____ Dataset

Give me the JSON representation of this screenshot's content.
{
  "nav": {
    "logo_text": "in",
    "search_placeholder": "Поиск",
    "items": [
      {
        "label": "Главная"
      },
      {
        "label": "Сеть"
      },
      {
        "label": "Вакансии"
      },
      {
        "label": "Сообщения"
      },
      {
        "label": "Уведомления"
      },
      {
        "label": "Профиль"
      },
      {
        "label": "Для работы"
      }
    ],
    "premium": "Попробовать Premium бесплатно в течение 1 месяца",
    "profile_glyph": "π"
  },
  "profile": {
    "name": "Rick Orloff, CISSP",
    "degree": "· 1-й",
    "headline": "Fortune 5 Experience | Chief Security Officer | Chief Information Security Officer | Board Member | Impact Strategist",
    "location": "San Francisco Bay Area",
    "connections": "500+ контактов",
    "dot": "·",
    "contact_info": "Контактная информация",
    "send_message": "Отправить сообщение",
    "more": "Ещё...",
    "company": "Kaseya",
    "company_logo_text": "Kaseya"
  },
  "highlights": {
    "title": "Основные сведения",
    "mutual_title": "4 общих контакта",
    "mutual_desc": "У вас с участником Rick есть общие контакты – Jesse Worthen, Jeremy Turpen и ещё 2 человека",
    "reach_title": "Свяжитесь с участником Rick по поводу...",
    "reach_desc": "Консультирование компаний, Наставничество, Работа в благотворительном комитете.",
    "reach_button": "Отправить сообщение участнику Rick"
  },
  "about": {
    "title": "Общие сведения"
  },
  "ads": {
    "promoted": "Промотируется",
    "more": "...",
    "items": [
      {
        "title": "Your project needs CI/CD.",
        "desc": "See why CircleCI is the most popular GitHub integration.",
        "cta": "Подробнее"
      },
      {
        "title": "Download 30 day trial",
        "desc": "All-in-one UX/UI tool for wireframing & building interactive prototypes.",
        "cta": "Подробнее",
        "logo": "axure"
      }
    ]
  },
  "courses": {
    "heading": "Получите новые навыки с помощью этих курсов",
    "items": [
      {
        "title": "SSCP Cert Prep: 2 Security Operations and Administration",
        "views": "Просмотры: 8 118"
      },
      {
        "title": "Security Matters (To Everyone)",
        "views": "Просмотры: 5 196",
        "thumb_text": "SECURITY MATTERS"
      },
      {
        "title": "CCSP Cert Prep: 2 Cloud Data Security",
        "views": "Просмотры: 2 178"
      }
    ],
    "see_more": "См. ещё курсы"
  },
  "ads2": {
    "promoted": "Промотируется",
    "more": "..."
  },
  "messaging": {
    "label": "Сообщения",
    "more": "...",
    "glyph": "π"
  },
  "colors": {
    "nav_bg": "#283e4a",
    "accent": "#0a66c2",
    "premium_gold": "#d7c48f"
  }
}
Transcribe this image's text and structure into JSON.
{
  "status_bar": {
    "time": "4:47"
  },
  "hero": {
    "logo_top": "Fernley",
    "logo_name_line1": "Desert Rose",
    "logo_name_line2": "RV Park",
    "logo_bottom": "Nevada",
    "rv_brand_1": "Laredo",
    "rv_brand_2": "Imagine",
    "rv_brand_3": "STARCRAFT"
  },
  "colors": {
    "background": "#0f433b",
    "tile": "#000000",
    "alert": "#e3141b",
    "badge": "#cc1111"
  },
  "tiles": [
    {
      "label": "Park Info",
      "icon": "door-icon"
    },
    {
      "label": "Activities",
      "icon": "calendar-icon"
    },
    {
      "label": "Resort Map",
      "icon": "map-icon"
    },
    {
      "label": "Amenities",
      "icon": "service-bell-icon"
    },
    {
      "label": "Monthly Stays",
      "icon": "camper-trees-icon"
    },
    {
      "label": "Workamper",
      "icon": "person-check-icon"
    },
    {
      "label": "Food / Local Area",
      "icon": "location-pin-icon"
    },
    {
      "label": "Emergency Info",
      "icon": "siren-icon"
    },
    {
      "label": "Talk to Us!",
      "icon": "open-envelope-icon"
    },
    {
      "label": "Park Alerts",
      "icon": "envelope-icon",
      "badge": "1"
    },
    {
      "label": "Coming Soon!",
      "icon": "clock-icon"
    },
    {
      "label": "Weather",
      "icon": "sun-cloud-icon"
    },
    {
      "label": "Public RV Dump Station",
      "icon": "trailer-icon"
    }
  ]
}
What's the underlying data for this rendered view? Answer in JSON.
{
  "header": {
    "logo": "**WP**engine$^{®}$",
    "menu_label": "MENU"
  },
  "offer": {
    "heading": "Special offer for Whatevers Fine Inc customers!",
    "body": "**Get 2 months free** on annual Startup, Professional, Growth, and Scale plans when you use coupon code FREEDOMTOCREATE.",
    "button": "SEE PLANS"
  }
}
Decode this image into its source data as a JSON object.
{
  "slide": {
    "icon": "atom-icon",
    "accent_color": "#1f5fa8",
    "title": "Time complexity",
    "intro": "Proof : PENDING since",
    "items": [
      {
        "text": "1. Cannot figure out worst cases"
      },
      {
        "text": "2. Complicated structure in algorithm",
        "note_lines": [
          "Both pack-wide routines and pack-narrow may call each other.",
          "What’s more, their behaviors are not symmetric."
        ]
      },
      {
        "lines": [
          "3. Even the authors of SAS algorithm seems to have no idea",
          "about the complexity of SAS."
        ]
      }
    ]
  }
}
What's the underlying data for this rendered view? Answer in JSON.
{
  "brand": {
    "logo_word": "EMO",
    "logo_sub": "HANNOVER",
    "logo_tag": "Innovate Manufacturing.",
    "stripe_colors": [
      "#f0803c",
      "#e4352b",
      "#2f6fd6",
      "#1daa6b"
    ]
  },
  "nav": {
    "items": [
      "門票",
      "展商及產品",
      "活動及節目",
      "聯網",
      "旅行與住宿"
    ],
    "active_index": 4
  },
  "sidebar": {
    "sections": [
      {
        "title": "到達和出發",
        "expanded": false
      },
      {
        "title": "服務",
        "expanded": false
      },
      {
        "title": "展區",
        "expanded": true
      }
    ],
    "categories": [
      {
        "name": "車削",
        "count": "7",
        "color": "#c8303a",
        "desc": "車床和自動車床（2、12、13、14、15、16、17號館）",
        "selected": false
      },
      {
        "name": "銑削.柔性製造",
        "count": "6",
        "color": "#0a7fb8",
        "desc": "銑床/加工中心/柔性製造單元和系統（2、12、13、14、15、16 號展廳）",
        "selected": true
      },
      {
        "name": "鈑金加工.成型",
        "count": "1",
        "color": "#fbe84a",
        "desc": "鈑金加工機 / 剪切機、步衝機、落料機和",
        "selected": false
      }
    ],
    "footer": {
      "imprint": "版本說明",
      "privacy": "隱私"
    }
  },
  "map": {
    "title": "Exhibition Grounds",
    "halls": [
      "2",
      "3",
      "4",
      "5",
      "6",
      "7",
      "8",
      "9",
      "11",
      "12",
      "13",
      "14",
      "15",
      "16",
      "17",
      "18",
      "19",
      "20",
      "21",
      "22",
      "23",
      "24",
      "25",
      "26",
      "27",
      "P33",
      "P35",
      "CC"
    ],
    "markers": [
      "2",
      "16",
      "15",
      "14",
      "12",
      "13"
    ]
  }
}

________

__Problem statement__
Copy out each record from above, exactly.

__The answer__
Give me the JSON representation of this screenshot's content.
{
  "nav": {
    "logo_text": "in",
    "search_placeholder": "Поиск",
    "items": [
      {
        "label": "Главная"
      },
      {
        "label": "Сеть"
      },
      {
        "label": "Вакансии"
      },
      {
        "label": "Сообщения"
      },
      {
        "label": "Уведомления"
      },
      {
        "label": "Профиль"
      },
      {
        "label": "Для работы"
      }
    ],
    "premium": "Попробовать Premium бесплатно в течение 1 месяца",
    "profile_glyph": "π"
  },
  "profile": {
    "name": "Rick Orloff, CISSP",
    "degree": "· 1-й",
    "headline": "Fortune 5 Experience | Chief Security Officer | Chief Information Security Officer | Board Member | Impact Strategist",
    "location": "San Francisco Bay Area",
    "connections": "500+ контактов",
    "dot": "·",
    "contact_info": "Контактная информация",
    "send_message": "Отправить сообщение",
    "more": "Ещё...",
    "company": "Kaseya",
    "company_logo_text": "Kaseya"
  },
  "highlights": {
    "title": "Основные сведения",
    "mutual_title": "4 общих контакта",
    "mutual_desc": "У вас с участником Rick есть общие контакты – Jesse Worthen, Jeremy Turpen и ещё 2 человека",
    "reach_title": "Свяжитесь с участником Rick по поводу...",
    "reach_desc": "Консультирование компаний, Наставничество, Работа в благотворительном комитете.",
    "reach_button": "Отправить сообщение участнику Rick"
  },
  "about": {
    "title": "Общие сведения"
  },
  "ads": {
    "promoted": "Промотируется",
    "more": "...",
    "items": [
      {
        "title": "Your project needs CI/CD.",
        "desc": "See why CircleCI is the most popular GitHub integration.",
        "cta": "Подробнее"
      },
      {
        "title": "Download 30 day trial",
        "desc": "All-in-one UX/UI tool for wireframing & building interactive prototypes.",
        "cta": "Подробнее",
        "logo": "axure"
      }
    ]
  },
  "courses": {
    "heading": "Получите новые навыки с помощью этих курсов",
    "items": [
      {
        "title": "SSCP Cert Prep: 2 Security Operations and Administration",
        "views": "Просмотры: 8 118"
      },
      {
        "title": "Security Matters (To Everyone)",
        "views": "Просмотры: 5 196",
        "thumb_text": "SECURITY MATTERS"
      },
      {
        "title": "CCSP Cert Prep: 2 Cloud Data Security",
        "views": "Просмотры: 2 178"
      }
    ],
    "see_more": "См. ещё курсы"
  },
  "ads2": {
    "promoted": "Промотируется",
    "more": "..."
  },
  "messaging": {
    "label": "Сообщения",
    "more": "...",
    "glyph": "π"
  },
  "colors": {
    "nav_bg": "#283e4a",
    "accent": "#0a66c2",
    "premium_gold": "#d7c48f"
  }
}
Transcribe this image's text and structure into JSON.
{
  "status_bar": {
    "time": "4:47"
  },
  "hero": {
    "logo_top": "Fernley",
    "logo_name_line1": "Desert Rose",
    "logo_name_line2": "RV Park",
    "logo_bottom": "Nevada",
    "rv_brand_1": "Laredo",
    "rv_brand_2": "Imagine",
    "rv_brand_3": "STARCRAFT"
  },
  "colors": {
    "background": "#0f433b",
    "tile": "#000000",
    "alert": "#e3141b",
    "badge": "#cc1111"
  },
  "tiles": [
    {
      "label": "Park Info",
      "icon": "door-icon"
    },
    {
      "label": "Activities",
      "icon": "calendar-icon"
    },
    {
      "label": "Resort Map",
      "icon": "map-icon"
    },
    {
      "label": "Amenities",
      "icon": "service-bell-icon"
    },
    {
      "label": "Monthly Stays",
      "icon": "camper-trees-icon"
    },
    {
      "label": "Workamper",
      "icon": "person-check-icon"
    },
    {
      "label": "Food / Local Area",
      "icon": "location-pin-icon"
    },
    {
      "label": "Emergency Info",
      "icon": "siren-icon"
    },
    {
      "label": "Talk to Us!",
      "icon": "open-envelope-icon"
    },
    {
      "label": "Park Alerts",
      "icon": "envelope-icon",
      "badge": "1"
    },
    {
      "label": "Coming Soon!",
      "icon": "clock-icon"
    },
    {
      "label": "Weather",
      "icon": "sun-cloud-icon"
    },
    {
      "label": "Public RV Dump Station",
      "icon": "trailer-icon"
    }
  ]
}
What's the underlying data for this rendered view? Answer in JSON.
{
  "header": {
    "logo": "**WP**engine$^{®}$",
    "menu_label": "MENU"
  },
  "offer": {
    "heading": "Special offer for Whatevers Fine Inc customers!",
    "body": "**Get 2 months free** on annual Startup, Professional, Growth, and Scale plans when you use coupon code FREEDOMTOCREATE.",
    "button": "SEE PLANS"
  }
}
Decode this image into its source data as a JSON object.
{
  "slide": {
    "icon": "atom-icon",
    "accent_color": "#1f5fa8",
    "title": "Time complexity",
    "intro": "Proof : PENDING since",
    "items": [
      {
        "text": "1. Cannot figure out worst cases"
      },
      {
        "text": "2. Complicated structure in algorithm",
        "note_lines": [
          "Both pack-wide routines and pack-narrow may call each other.",
          "What’s more, their behaviors are not symmetric."
        ]
      },
      {
        "lines": [
          "3. Even the authors of SAS algorithm seems to have no idea",
          "about the complexity of SAS."
        ]
      }
    ]
  }
}
What's the underlying data for this rendered view? Answer in JSON.
{
  "brand": {
    "logo_word": "EMO",
    "logo_sub": "HANNOVER",
    "logo_tag": "Innovate Manufacturing.",
    "stripe_colors": [
      "#f0803c",
      "#e4352b",
      "#2f6fd6",
      "#1daa6b"
    ]
  },
  "nav": {
    "items": [
      "門票",
      "展商及產品",
      "活動及節目",
      "聯網",
      "旅行與住宿"
    ],
    "active_index": 4
  },
  "sidebar": {
    "sections": [
      {
        "title": "到達和出發",
        "expanded": false
      },
      {
        "title": "服務",
        "expanded": false
      },
      {
        "title": "展區",
        "expanded": true
      }
    ],
    "categories": [
      {
        "name": "車削",
        "count": "7",
        "color": "#c8303a",
        "desc": "車床和自動車床（2、12、13、14、15、16、17號館）",
        "selected": false
      },
      {
        "name": "銑削.柔性製造",
        "count": "6",
        "color": "#0a7fb8",
        "desc": "銑床/加工中心/柔性製造單元和系統（2、12、13、14、15、16 號展廳）",
        "selected": true
      },
      {
        "name": "鈑金加工.成型",
        "count": "1",
        "color": "#fbe84a",
        "desc": "鈑金加工機 / 剪切機、步衝機、落料機和",
        "selected": false
      }
    ],
    "footer": {
      "imprint": "版本說明",
      "privacy": "隱私"
    }
  },
  "map": {
    "title": "Exhibition Grounds",
    "halls": [
      "2",
      "3",
      "4",
      "5",
      "6",
      "7",
      "8",
      "9",
      "11",
      "12",
      "13",
      "14",
      "15",
      "16",
      "17",
      "18",
      "19",
      "20",
      "21",
      "22",
      "23",
      "24",
      "25",
      "26",
      "27",
      "P33",
      "P35",
      "CC"
    ],
    "markers": [
      "2",
      "16",
      "15",
      "14",
      "12",
      "13"
    ]
  }
}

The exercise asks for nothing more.